Adolescence is a time of many changes, mentally, physically and emotionally. During times of significant change, our beliefs about ourselves can drastically change. Research suggests that 50% of teens struggle with low self-esteem. The transition between junior high and high school, along with high school to college, are stressful times for teens due to the change in their identity. During adolescence, teens are working on creating their identity and feeling comfortable in their world. When settings change, this causes chaos and confusion for the teen.
Adolescent and Family Therapy Team
Due to the physiological changes that accompany adolescence, teens become less confident with their appearance. There is increased pressure from the media to look a certain way because the media tends to classify beauty as very specific body types for males and females. This places added pressures on teens, and adults, to conform to this standard. There has also been an increase in bullying, specifically cyberbullying, leading to increased trauma in adolescents. These traumas can lead to drastic changes in the teens’ beliefs about themselves and the world around them.
Many teens will not discuss their self-esteem openly so how do you know if your teenager is struggling with low self-esteem?

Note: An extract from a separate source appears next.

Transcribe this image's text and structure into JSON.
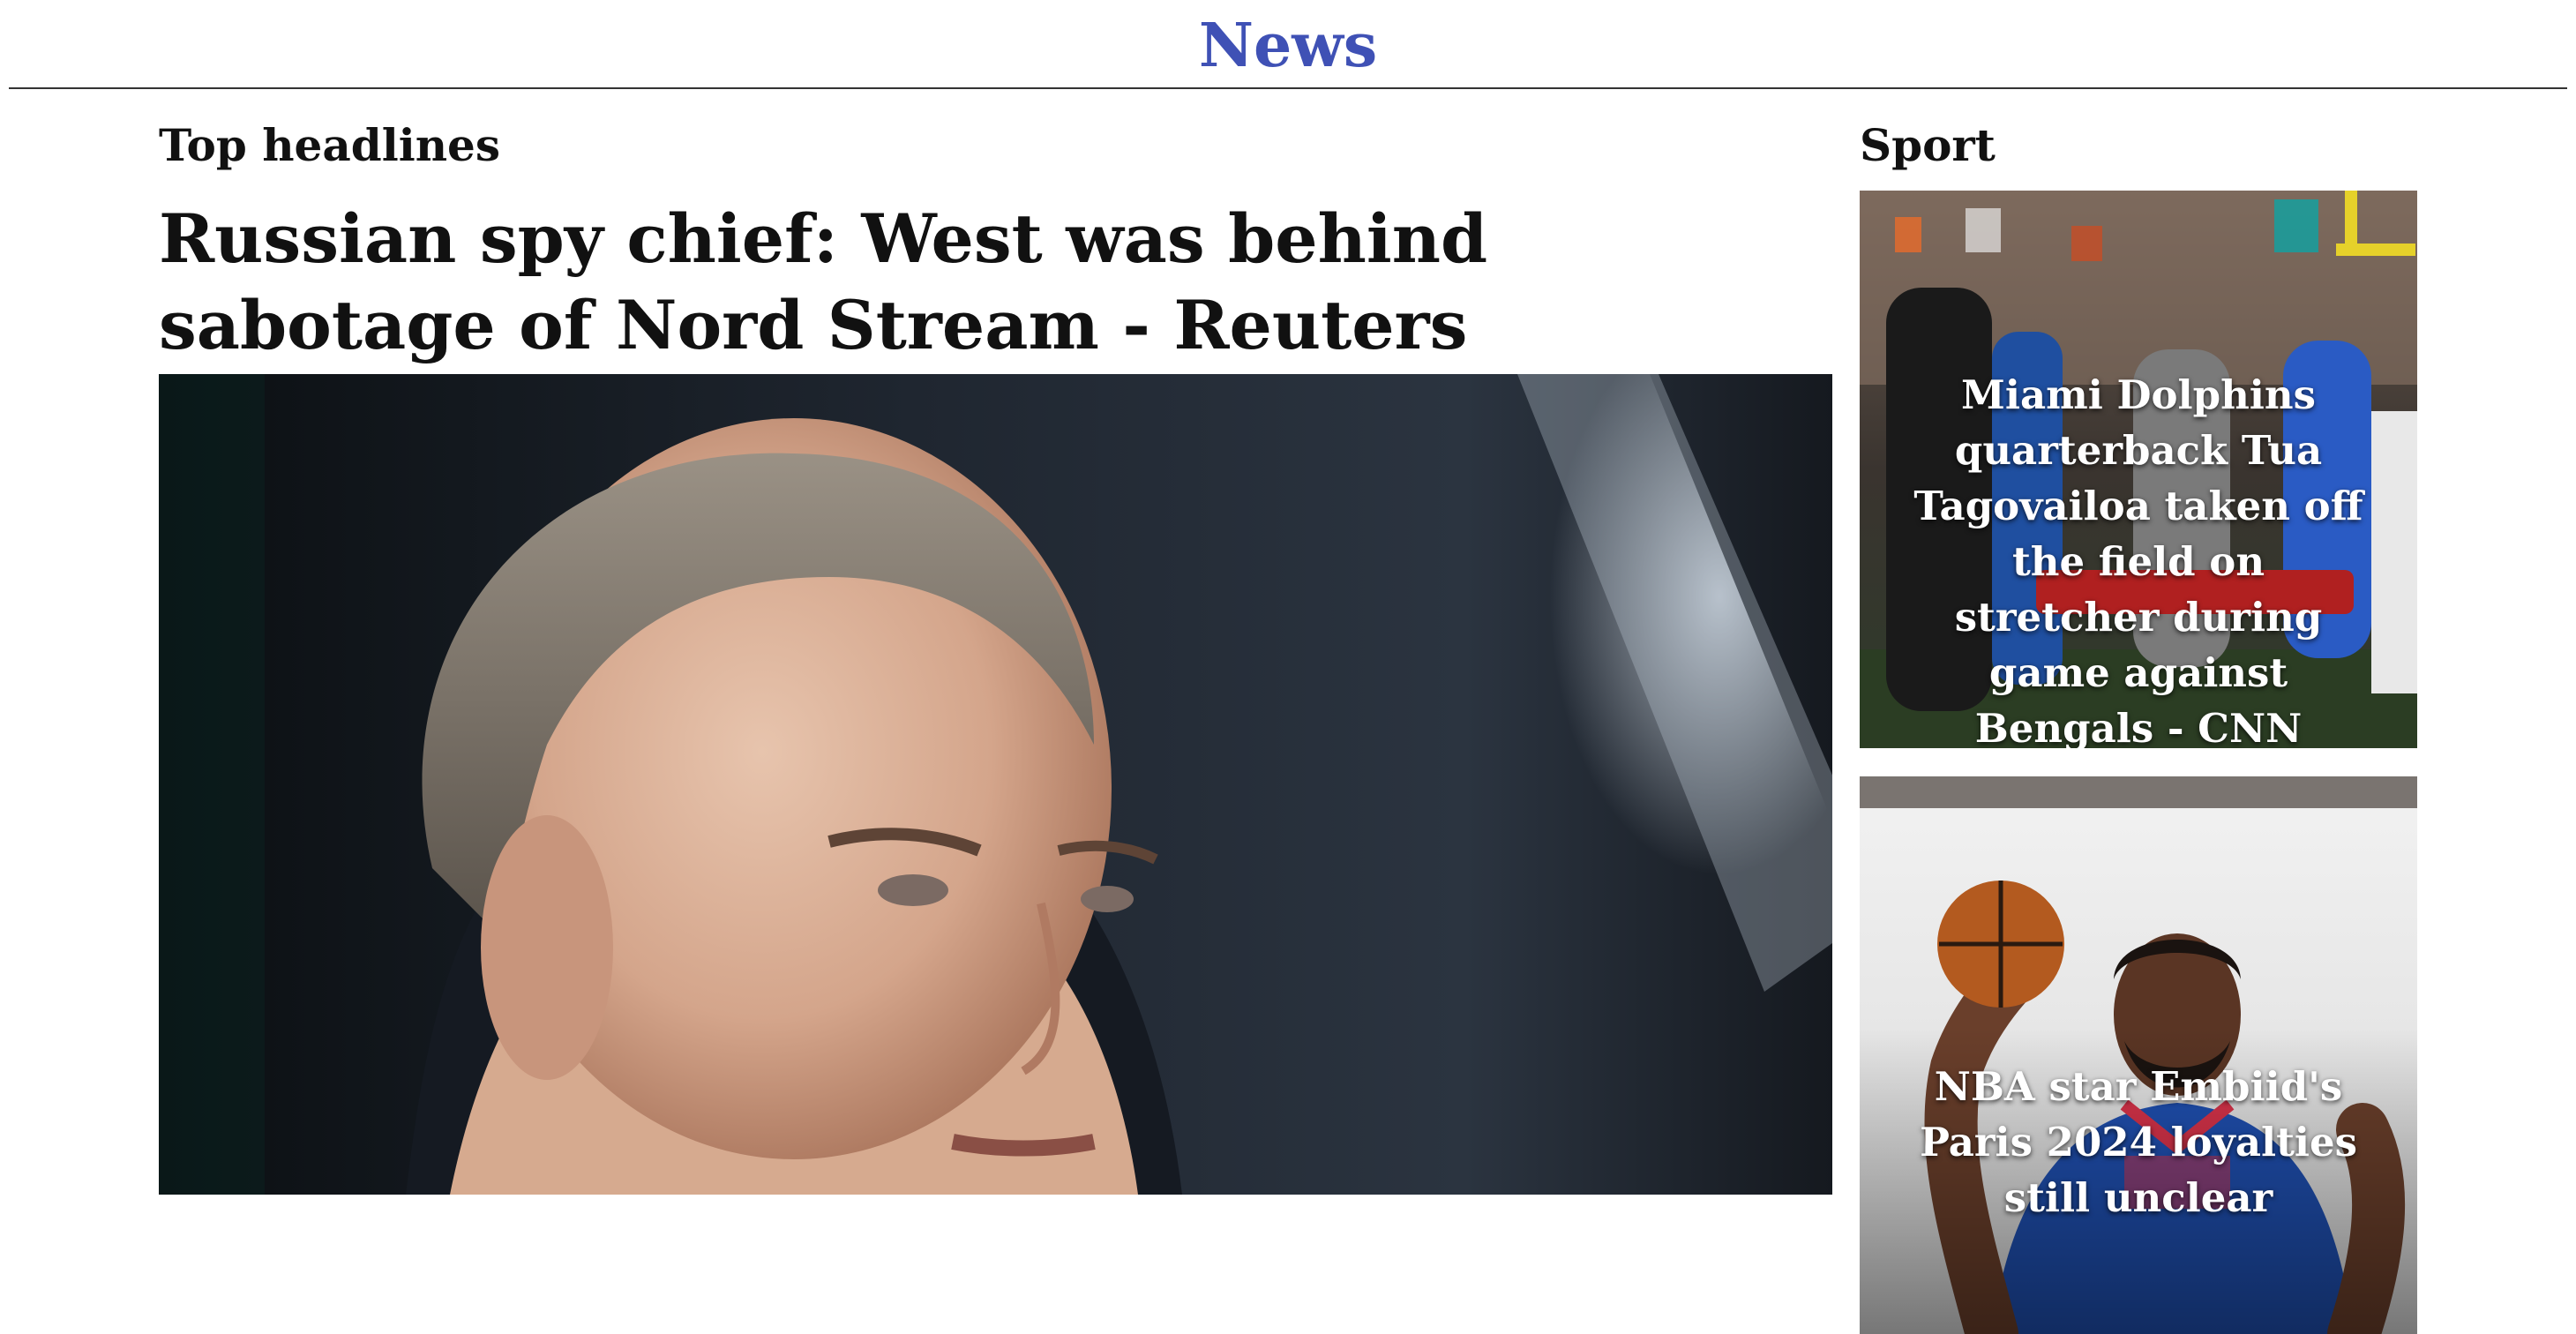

Here are a few indicators of low self-esteem in teens: 1) Limited interpersonal interactions – This may be observed as isolating from others, minimal eye contact, or walking around with their head down. 2) Negative phrases about themselves – This may be heard as “I’m not good enough”, “I’m bad”, “I’m not liked”, “I’m fat”, “I’m ugly”, “I’m stupid”, etc. Many teens have negative beliefs about themselves that stem from relationship injuries and/or traumas. They may also talk badly about others, leading to complaining and gossiping. 3) Engagement in risky behaviors – Teens that feel worthless may act out as a way to bid for attention from family and friends. 4) Apologizing for everything – Teens with low self-esteem may try to avoid conflict by apologizing when something goes wrong, even if it is not their fault. They feel guilty and do not want others to be mad at them. Research suggests that teens that have secure attachment to their family and feel loved and accepted, are less likely to have lower self-esteem.
If you notice any of these warning signs, or other signs that your teen is struggling with low self-esteem.